As the war begins winding down the sisters are affected in serious but different ways. Though they are estranged we feel as though destiny may bring them back together. The story goes back and forth, a few chapters at a time, telling each girl’s story. It’s an efficient way of keeping the reader’s interest.

Libby Fischer Hellmann

Hellmann says she was driven to write this book because “Americans still see the war through a strictly American lens.” In an effort to learn more about the Vietnamese during the war, she read novels such as Nguyen Phan Que Mai’s The Mountains Sing, Viet Thanh Nguyen’s The Sympathizer, and Ocean Vuong’s On Earth We’re Briefly Gorgeous.

The results of that research are obvious in the book, but this story, and the telling of it, are strictly Hellmann’s own. Part popular fiction and part literary fiction, this deftly written book is well worth reading.

The author’s website is libbyhellmann.com

–Bill McCloud

Tour of Duty 1967: The Paymaster by Fred Herrin

Former U.S. Navy Seabee Fred Herrin’s Tour of Duty 1967: The Paymaster (332 pp. $14.99, paper; $5.99, Kindle), is a highly entertaining, fast-paced novel about the American war in Vietnam in 1967.

As a Marine, when I looked at the title, I thought, “Yikes! Someone has written a war story about how rough Navy disbursement clerks had it in Vietnam.” That made it difficult for me to open the book. But when I did, I found Tour of Duty 1967 to be a well-written and thoroughly engaging war story. I must admit, this old Marine (when I say “old,” I mean my seven-eighty- deuce gear was a short sword and a shield) was totally engaged in the intricate tale that Fred Herrin has written.

When I read the book’s description, I thought Herrrin used the same blurb writer that half the people writing books about the Vietnam War seem to have used. After reading Tour of Duty twice, though, I saw that the blurb was accurate—and an insightful survey of the novel: “This fast-paced story will take you to the jungles of ‘Nam whether you’ve been there or not. You will reel with the realization of what our young men endured. The daily shelling, the constant threat of attack, the fear and shock and noise, making even the silence deadly.”

Tour of Duty is a brilliantly written, almost lyrical, tale of fiction. Herrin has crafted a story of intrigue and espionage involving Russians, the CIA, the Vietnamese, and a payroll clerk. It is a fantastic story written with a sense of humor that involves a wit so dry it makes the Sahara Desert look like Central Park.

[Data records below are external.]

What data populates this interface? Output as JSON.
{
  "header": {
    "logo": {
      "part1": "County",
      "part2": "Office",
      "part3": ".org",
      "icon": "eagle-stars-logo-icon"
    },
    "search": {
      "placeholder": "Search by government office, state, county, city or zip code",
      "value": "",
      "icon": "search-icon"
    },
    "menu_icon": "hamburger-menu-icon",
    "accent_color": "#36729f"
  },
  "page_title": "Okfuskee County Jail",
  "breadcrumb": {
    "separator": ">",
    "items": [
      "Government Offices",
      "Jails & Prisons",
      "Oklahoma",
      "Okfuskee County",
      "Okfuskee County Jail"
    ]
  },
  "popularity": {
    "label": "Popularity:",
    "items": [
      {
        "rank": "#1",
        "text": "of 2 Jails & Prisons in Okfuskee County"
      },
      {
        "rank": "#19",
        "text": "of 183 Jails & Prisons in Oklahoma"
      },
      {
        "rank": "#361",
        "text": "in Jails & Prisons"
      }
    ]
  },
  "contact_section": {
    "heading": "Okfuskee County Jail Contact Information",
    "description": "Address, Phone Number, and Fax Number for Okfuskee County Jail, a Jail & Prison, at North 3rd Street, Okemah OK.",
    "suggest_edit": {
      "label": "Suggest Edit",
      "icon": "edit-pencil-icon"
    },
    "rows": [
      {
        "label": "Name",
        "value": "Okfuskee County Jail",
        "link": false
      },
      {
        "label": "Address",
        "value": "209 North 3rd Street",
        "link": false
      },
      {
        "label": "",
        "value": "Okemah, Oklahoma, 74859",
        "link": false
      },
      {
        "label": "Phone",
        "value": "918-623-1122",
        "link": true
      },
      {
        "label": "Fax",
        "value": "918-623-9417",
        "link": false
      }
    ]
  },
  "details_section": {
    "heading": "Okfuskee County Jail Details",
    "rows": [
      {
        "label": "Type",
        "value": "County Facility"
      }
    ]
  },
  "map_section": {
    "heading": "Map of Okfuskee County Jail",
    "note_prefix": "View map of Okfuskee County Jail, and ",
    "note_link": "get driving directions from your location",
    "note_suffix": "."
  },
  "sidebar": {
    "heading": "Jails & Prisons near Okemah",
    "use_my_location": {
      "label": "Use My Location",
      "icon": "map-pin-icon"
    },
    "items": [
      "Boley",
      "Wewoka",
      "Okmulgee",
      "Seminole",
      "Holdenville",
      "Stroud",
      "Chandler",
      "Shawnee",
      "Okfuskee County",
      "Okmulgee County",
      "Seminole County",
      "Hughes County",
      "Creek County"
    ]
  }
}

Fred Herrin in country in 1967

In one scene, for example, the CIA is trying to find an excuse to remove the protagonist, Brad Scott, from his duties for a few weeks and go on some undercover operations. The CIA agent (disguised as an ensign) tells Scott’s LT that he has been sent to the hospital ship Repose to recover from an accidental gunshot wound. When the lieutenant asks what happened, the CIA agent says, “Left testicle, it’s gone, sir.”

The lieutenant responds, “Not self-inflicted then?”

The witty dialogue hides the fact that you are often being led into a complex mental ambush.

Tour of Duty is a rollicking adventure told by someone who was there, and is a book that is pretty much impossible to stop reading. Fred Herrin writes prose of clarity and wit.

If you are looking for an entertaining read, look no further.

–Charles L. Templeton